===== Source material

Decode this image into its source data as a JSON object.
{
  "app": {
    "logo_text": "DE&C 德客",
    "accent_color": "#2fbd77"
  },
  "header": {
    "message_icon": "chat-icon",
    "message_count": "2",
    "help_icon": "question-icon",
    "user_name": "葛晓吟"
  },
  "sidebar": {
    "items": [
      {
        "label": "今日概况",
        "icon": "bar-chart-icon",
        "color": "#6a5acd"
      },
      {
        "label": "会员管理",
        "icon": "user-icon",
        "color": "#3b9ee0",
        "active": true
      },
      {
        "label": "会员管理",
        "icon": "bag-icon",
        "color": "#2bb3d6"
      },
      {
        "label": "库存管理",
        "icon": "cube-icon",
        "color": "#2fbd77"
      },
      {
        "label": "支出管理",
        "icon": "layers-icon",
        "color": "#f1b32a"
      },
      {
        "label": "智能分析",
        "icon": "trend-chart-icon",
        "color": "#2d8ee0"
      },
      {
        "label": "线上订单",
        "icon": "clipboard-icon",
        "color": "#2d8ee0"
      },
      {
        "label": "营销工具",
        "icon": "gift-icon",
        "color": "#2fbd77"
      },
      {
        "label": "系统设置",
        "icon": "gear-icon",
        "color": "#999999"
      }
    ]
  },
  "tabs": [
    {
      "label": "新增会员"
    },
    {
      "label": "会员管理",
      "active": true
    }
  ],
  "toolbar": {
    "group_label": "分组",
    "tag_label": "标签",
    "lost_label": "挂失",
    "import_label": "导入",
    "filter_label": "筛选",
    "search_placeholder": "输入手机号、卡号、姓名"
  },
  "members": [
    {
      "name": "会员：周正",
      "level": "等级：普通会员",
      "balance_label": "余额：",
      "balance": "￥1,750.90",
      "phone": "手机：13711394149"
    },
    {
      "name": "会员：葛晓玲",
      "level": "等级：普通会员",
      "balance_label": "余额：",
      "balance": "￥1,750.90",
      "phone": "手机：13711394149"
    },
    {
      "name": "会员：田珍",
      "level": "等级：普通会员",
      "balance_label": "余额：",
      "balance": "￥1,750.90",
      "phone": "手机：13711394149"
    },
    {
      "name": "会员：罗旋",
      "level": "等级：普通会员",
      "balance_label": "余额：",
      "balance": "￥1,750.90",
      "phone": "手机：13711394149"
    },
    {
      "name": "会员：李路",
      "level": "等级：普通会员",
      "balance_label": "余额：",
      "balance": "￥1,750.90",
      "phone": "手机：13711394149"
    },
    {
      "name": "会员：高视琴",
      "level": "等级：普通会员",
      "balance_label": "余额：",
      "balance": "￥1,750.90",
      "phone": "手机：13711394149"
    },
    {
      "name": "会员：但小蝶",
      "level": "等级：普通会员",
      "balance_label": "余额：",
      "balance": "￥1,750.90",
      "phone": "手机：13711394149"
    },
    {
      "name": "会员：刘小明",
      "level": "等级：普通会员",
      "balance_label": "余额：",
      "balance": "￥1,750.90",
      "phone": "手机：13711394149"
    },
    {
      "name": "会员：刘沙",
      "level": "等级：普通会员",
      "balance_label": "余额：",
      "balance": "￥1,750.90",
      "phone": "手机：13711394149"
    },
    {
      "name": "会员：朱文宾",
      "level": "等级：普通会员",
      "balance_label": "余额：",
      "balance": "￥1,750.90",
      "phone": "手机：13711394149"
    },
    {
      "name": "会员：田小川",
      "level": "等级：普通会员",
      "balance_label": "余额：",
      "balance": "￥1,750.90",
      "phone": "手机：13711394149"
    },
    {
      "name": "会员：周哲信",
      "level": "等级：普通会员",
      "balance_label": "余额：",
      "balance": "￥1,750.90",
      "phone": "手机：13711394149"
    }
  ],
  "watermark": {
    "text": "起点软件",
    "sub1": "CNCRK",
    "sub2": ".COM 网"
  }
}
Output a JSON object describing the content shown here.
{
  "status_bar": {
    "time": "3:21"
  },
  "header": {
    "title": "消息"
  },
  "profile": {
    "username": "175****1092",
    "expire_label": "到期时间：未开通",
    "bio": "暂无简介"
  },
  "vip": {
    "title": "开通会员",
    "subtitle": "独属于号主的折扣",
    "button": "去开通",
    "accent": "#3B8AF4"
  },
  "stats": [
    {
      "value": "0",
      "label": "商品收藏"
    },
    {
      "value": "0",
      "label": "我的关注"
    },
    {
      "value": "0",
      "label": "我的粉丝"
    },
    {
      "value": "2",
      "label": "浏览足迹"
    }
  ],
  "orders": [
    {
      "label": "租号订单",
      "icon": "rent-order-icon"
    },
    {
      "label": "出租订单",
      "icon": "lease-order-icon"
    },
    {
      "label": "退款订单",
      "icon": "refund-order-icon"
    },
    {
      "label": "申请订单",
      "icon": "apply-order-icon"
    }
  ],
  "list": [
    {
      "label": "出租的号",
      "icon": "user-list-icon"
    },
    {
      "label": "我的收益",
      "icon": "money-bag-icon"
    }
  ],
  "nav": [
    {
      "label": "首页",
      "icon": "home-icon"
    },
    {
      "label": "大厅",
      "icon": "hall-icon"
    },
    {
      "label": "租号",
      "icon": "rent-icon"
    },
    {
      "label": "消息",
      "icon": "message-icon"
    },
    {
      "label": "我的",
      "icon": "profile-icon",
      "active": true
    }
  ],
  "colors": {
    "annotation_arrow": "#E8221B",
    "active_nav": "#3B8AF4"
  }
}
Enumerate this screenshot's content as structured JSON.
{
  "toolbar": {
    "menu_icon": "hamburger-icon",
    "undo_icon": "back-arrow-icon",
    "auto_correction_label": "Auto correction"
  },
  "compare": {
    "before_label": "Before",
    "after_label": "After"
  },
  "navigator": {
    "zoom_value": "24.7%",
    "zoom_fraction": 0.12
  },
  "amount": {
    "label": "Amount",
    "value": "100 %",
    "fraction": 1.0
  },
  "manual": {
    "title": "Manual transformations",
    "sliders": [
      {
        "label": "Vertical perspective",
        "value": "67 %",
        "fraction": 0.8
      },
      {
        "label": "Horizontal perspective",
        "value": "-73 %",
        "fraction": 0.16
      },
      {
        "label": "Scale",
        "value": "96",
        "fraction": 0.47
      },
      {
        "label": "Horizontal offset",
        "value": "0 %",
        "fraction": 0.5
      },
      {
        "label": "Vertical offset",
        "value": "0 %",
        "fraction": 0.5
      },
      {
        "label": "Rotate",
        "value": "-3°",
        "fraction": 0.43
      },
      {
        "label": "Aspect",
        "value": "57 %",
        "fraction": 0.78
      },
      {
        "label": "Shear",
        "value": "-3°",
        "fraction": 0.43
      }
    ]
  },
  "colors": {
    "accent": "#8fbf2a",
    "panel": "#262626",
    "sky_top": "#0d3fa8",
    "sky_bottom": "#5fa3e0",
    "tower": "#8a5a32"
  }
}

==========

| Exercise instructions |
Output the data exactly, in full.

| Finished task |
Decode this image into its source data as a JSON object.
{
  "app": {
    "logo_text": "DE&C 德客",
    "accent_color": "#2fbd77"
  },
  "header": {
    "message_icon": "chat-icon",
    "message_count": "2",
    "help_icon": "question-icon",
    "user_name": "葛晓吟"
  },
  "sidebar": {
    "items": [
      {
        "label": "今日概况",
        "icon": "bar-chart-icon",
        "color": "#6a5acd"
      },
      {
        "label": "会员管理",
        "icon": "user-icon",
        "color": "#3b9ee0",
        "active": true
      },
      {
        "label": "会员管理",
        "icon": "bag-icon",
        "color": "#2bb3d6"
      },
      {
        "label": "库存管理",
        "icon": "cube-icon",
        "color": "#2fbd77"
      },
      {
        "label": "支出管理",
        "icon": "layers-icon",
        "color": "#f1b32a"
      },
      {
        "label": "智能分析",
        "icon": "trend-chart-icon",
        "color": "#2d8ee0"
      },
      {
        "label": "线上订单",
        "icon": "clipboard-icon",
        "color": "#2d8ee0"
      },
      {
        "label": "营销工具",
        "icon": "gift-icon",
        "color": "#2fbd77"
      },
      {
        "label": "系统设置",
        "icon": "gear-icon",
        "color": "#999999"
      }
    ]
  },
  "tabs": [
    {
      "label": "新增会员"
    },
    {
      "label": "会员管理",
      "active": true
    }
  ],
  "toolbar": {
    "group_label": "分组",
    "tag_label": "标签",
    "lost_label": "挂失",
    "import_label": "导入",
    "filter_label": "筛选",
    "search_placeholder": "输入手机号、卡号、姓名"
  },
  "members": [
    {
      "name": "会员：周正",
      "level": "等级：普通会员",
      "balance_label": "余额：",
      "balance": "￥1,750.90",
      "phone": "手机：13711394149"
    },
    {
      "name": "会员：葛晓玲",
      "level": "等级：普通会员",
      "balance_label": "余额：",
      "balance": "￥1,750.90",
      "phone": "手机：13711394149"
    },
    {
      "name": "会员：田珍",
      "level": "等级：普通会员",
      "balance_label": "余额：",
      "balance": "￥1,750.90",
      "phone": "手机：13711394149"
    },
    {
      "name": "会员：罗旋",
      "level": "等级：普通会员",
      "balance_label": "余额：",
      "balance": "￥1,750.90",
      "phone": "手机：13711394149"
    },
    {
      "name": "会员：李路",
      "level": "等级：普通会员",
      "balance_label": "余额：",
      "balance": "￥1,750.90",
      "phone": "手机：13711394149"
    },
    {
      "name": "会员：高视琴",
      "level": "等级：普通会员",
      "balance_label": "余额：",
      "balance": "￥1,750.90",
      "phone": "手机：13711394149"
    },
    {
      "name": "会员：但小蝶",
      "level": "等级：普通会员",
      "balance_label": "余额：",
      "balance": "￥1,750.90",
      "phone": "手机：13711394149"
    },
    {
      "name": "会员：刘小明",
      "level": "等级：普通会员",
      "balance_label": "余额：",
      "balance": "￥1,750.90",
      "phone": "手机：13711394149"
    },
    {
      "name": "会员：刘沙",
      "level": "等级：普通会员",
      "balance_label": "余额：",
      "balance": "￥1,750.90",
      "phone": "手机：13711394149"
    },
    {
      "name": "会员：朱文宾",
      "level": "等级：普通会员",
      "balance_label": "余额：",
      "balance": "￥1,750.90",
      "phone": "手机：13711394149"
    },
    {
      "name": "会员：田小川",
      "level": "等级：普通会员",
      "balance_label": "余额：",
      "balance": "￥1,750.90",
      "phone": "手机：13711394149"
    },
    {
      "name": "会员：周哲信",
      "level": "等级：普通会员",
      "balance_label": "余额：",
      "balance": "￥1,750.90",
      "phone": "手机：13711394149"
    }
  ],
  "watermark": {
    "text": "起点软件",
    "sub1": "CNCRK",
    "sub2": ".COM 网"
  }
}
Output a JSON object describing the content shown here.
{
  "status_bar": {
    "time": "3:21"
  },
  "header": {
    "title": "消息"
  },
  "profile": {
    "username": "175****1092",
    "expire_label": "到期时间：未开通",
    "bio": "暂无简介"
  },
  "vip": {
    "title": "开通会员",
    "subtitle": "独属于号主的折扣",
    "button": "去开通",
    "accent": "#3B8AF4"
  },
  "stats": [
    {
      "value": "0",
      "label": "商品收藏"
    },
    {
      "value": "0",
      "label": "我的关注"
    },
    {
      "value": "0",
      "label": "我的粉丝"
    },
    {
      "value": "2",
      "label": "浏览足迹"
    }
  ],
  "orders": [
    {
      "label": "租号订单",
      "icon": "rent-order-icon"
    },
    {
      "label": "出租订单",
      "icon": "lease-order-icon"
    },
    {
      "label": "退款订单",
      "icon": "refund-order-icon"
    },
    {
      "label": "申请订单",
      "icon": "apply-order-icon"
    }
  ],
  "list": [
    {
      "label": "出租的号",
      "icon": "user-list-icon"
    },
    {
      "label": "我的收益",
      "icon": "money-bag-icon"
    }
  ],
  "nav": [
    {
      "label": "首页",
      "icon": "home-icon"
    },
    {
      "label": "大厅",
      "icon": "hall-icon"
    },
    {
      "label": "租号",
      "icon": "rent-icon"
    },
    {
      "label": "消息",
      "icon": "message-icon"
    },
    {
      "label": "我的",
      "icon": "profile-icon",
      "active": true
    }
  ],
  "colors": {
    "annotation_arrow": "#E8221B",
    "active_nav": "#3B8AF4"
  }
}
Enumerate this screenshot's content as structured JSON.
{
  "toolbar": {
    "menu_icon": "hamburger-icon",
    "undo_icon": "back-arrow-icon",
    "auto_correction_label": "Auto correction"
  },
  "compare": {
    "before_label": "Before",
    "after_label": "After"
  },
  "navigator": {
    "zoom_value": "24.7%",
    "zoom_fraction": 0.12
  },
  "amount": {
    "label": "Amount",
    "value": "100 %",
    "fraction": 1.0
  },
  "manual": {
    "title": "Manual transformations",
    "sliders": [
      {
        "label": "Vertical perspective",
        "value": "67 %",
        "fraction": 0.8
      },
      {
        "label": "Horizontal perspective",
        "value": "-73 %",
        "fraction": 0.16
      },
      {
        "label": "Scale",
        "value": "96",
        "fraction": 0.47
      },
      {
        "label": "Horizontal offset",
        "value": "0 %",
        "fraction": 0.5
      },
      {
        "label": "Vertical offset",
        "value": "0 %",
        "fraction": 0.5
      },
      {
        "label": "Rotate",
        "value": "-3°",
        "fraction": 0.43
      },
      {
        "label": "Aspect",
        "value": "57 %",
        "fraction": 0.78
      },
      {
        "label": "Shear",
        "value": "-3°",
        "fraction": 0.43
      }
    ]
  },
  "colors": {
    "accent": "#8fbf2a",
    "panel": "#262626",
    "sky_top": "#0d3fa8",
    "sky_bottom": "#5fa3e0",
    "tower": "#8a5a32"
  }
}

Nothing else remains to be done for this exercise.